» **YOUR GOAL**: Repeat, line for line, the entries printed below.

*** RECORDS SHOWN ***

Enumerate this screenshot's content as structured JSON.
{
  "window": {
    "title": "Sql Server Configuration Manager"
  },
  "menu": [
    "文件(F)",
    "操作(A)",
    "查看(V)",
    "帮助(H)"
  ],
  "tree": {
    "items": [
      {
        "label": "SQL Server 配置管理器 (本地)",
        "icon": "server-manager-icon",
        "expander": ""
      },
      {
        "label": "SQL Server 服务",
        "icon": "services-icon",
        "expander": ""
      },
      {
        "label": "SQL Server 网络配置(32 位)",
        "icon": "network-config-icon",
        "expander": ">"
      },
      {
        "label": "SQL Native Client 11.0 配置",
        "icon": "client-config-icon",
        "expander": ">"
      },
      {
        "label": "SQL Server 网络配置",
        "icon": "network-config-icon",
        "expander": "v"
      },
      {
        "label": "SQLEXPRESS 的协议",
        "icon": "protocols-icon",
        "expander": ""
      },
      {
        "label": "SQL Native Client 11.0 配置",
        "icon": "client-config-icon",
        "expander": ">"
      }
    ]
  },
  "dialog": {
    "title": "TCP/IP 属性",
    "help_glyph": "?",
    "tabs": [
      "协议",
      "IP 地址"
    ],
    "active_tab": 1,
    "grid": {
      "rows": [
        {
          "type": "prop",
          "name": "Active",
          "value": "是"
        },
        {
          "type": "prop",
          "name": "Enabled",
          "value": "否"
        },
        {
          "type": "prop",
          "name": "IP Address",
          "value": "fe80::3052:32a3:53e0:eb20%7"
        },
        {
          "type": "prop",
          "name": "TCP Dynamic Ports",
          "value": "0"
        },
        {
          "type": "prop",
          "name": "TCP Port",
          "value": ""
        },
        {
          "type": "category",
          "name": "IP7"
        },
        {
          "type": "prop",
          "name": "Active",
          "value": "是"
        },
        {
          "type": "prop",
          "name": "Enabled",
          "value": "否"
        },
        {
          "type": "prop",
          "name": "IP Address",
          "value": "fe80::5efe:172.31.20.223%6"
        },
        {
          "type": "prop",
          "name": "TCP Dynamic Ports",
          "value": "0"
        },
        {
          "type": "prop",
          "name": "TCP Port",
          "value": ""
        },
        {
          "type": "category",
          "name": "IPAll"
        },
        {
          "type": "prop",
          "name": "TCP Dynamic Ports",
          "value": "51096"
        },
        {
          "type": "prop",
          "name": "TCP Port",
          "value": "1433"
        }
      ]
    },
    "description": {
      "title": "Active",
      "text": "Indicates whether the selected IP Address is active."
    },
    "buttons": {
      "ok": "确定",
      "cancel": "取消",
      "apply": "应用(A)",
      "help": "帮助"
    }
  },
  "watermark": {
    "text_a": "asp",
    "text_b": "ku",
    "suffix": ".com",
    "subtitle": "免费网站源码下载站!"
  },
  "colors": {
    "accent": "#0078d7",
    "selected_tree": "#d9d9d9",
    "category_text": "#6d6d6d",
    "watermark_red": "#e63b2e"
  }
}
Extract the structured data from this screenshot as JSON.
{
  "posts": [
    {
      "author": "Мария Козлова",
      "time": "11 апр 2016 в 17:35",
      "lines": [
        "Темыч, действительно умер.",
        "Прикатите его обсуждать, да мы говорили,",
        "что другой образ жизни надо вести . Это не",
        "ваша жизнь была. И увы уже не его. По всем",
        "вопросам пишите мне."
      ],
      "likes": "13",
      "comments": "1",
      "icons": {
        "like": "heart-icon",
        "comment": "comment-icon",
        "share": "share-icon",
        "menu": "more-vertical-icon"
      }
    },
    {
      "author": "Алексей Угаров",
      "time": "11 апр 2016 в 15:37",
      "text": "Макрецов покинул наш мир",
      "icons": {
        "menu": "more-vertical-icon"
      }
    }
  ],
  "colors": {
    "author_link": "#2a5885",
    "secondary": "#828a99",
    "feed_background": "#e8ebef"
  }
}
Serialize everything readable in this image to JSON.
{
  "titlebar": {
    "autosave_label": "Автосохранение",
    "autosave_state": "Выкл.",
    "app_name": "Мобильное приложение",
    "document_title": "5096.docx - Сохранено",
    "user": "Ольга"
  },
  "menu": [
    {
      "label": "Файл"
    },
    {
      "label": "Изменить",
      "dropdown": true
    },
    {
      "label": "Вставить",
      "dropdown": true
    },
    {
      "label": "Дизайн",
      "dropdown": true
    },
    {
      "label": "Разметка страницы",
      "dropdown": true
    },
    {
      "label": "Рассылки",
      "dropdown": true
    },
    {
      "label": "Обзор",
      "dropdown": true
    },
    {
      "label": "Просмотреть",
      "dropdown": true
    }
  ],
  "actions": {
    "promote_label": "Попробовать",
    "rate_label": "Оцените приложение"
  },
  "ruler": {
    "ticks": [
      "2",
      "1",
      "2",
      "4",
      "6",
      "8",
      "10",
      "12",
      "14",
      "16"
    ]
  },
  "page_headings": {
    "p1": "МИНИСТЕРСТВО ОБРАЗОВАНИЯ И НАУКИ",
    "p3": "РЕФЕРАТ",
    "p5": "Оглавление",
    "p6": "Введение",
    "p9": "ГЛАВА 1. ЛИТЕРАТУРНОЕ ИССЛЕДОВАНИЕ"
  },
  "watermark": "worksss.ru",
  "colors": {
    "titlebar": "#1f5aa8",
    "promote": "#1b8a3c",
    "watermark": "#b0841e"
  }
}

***

» **RESULT FOR THIS TASK**:
Enumerate this screenshot's content as structured JSON.
{
  "window": {
    "title": "Sql Server Configuration Manager"
  },
  "menu": [
    "文件(F)",
    "操作(A)",
    "查看(V)",
    "帮助(H)"
  ],
  "tree": {
    "items": [
      {
        "label": "SQL Server 配置管理器 (本地)",
        "icon": "server-manager-icon",
        "expander": ""
      },
      {
        "label": "SQL Server 服务",
        "icon": "services-icon",
        "expander": ""
      },
      {
        "label": "SQL Server 网络配置(32 位)",
        "icon": "network-config-icon",
        "expander": ">"
      },
      {
        "label": "SQL Native Client 11.0 配置",
        "icon": "client-config-icon",
        "expander": ">"
      },
      {
        "label": "SQL Server 网络配置",
        "icon": "network-config-icon",
        "expander": "v"
      },
      {
        "label": "SQLEXPRESS 的协议",
        "icon": "protocols-icon",
        "expander": ""
      },
      {
        "label": "SQL Native Client 11.0 配置",
        "icon": "client-config-icon",
        "expander": ">"
      }
    ]
  },
  "dialog": {
    "title": "TCP/IP 属性",
    "help_glyph": "?",
    "tabs": [
      "协议",
      "IP 地址"
    ],
    "active_tab": 1,
    "grid": {
      "rows": [
        {
          "type": "prop",
          "name": "Active",
          "value": "是"
        },
        {
          "type": "prop",
          "name": "Enabled",
          "value": "否"
        },
        {
          "type": "prop",
          "name": "IP Address",
          "value": "fe80::3052:32a3:53e0:eb20%7"
        },
        {
          "type": "prop",
          "name": "TCP Dynamic Ports",
          "value": "0"
        },
        {
          "type": "prop",
          "name": "TCP Port",
          "value": ""
        },
        {
          "type": "category",
          "name": "IP7"
        },
        {
          "type": "prop",
          "name": "Active",
          "value": "是"
        },
        {
          "type": "prop",
          "name": "Enabled",
          "value": "否"
        },
        {
          "type": "prop",
          "name": "IP Address",
          "value": "fe80::5efe:172.31.20.223%6"
        },
        {
          "type": "prop",
          "name": "TCP Dynamic Ports",
          "value": "0"
        },
        {
          "type": "prop",
          "name": "TCP Port",
          "value": ""
        },
        {
          "type": "category",
          "name": "IPAll"
        },
        {
          "type": "prop",
          "name": "TCP Dynamic Ports",
          "value": "51096"
        },
        {
          "type": "prop",
          "name": "TCP Port",
          "value": "1433"
        }
      ]
    },
    "description": {
      "title": "Active",
      "text": "Indicates whether the selected IP Address is active."
    },
    "buttons": {
      "ok": "确定",
      "cancel": "取消",
      "apply": "应用(A)",
      "help": "帮助"
    }
  },
  "watermark": {
    "text_a": "asp",
    "text_b": "ku",
    "suffix": ".com",
    "subtitle": "免费网站源码下载站!"
  },
  "colors": {
    "accent": "#0078d7",
    "selected_tree": "#d9d9d9",
    "category_text": "#6d6d6d",
    "watermark_red": "#e63b2e"
  }
}
Extract the structured data from this screenshot as JSON.
{
  "posts": [
    {
      "author": "Мария Козлова",
      "time": "11 апр 2016 в 17:35",
      "lines": [
        "Темыч, действительно умер.",
        "Прикатите его обсуждать, да мы говорили,",
        "что другой образ жизни надо вести . Это не",
        "ваша жизнь была. И увы уже не его. По всем",
        "вопросам пишите мне."
      ],
      "likes": "13",
      "comments": "1",
      "icons": {
        "like": "heart-icon",
        "comment": "comment-icon",
        "share": "share-icon",
        "menu": "more-vertical-icon"
      }
    },
    {
      "author": "Алексей Угаров",
      "time": "11 апр 2016 в 15:37",
      "text": "Макрецов покинул наш мир",
      "icons": {
        "menu": "more-vertical-icon"
      }
    }
  ],
  "colors": {
    "author_link": "#2a5885",
    "secondary": "#828a99",
    "feed_background": "#e8ebef"
  }
}
Serialize everything readable in this image to JSON.
{
  "titlebar": {
    "autosave_label": "Автосохранение",
    "autosave_state": "Выкл.",
    "app_name": "Мобильное приложение",
    "document_title": "5096.docx - Сохранено",
    "user": "Ольга"
  },
  "menu": [
    {
      "label": "Файл"
    },
    {
      "label": "Изменить",
      "dropdown": true
    },
    {
      "label": "Вставить",
      "dropdown": true
    },
    {
      "label": "Дизайн",
      "dropdown": true
    },
    {
      "label": "Разметка страницы",
      "dropdown": true
    },
    {
      "label": "Рассылки",
      "dropdown": true
    },
    {
      "label": "Обзор",
      "dropdown": true
    },
    {
      "label": "Просмотреть",
      "dropdown": true
    }
  ],
  "actions": {
    "promote_label": "Попробовать",
    "rate_label": "Оцените приложение"
  },
  "ruler": {
    "ticks": [
      "2",
      "1",
      "2",
      "4",
      "6",
      "8",
      "10",
      "12",
      "14",
      "16"
    ]
  },
  "page_headings": {
    "p1": "МИНИСТЕРСТВО ОБРАЗОВАНИЯ И НАУКИ",
    "p3": "РЕФЕРАТ",
    "p5": "Оглавление",
    "p6": "Введение",
    "p9": "ГЛАВА 1. ЛИТЕРАТУРНОЕ ИССЛЕДОВАНИЕ"
  },
  "watermark": "worksss.ru",
  "colors": {
    "titlebar": "#1f5aa8",
    "promote": "#1b8a3c",
    "watermark": "#b0841e"
  }
}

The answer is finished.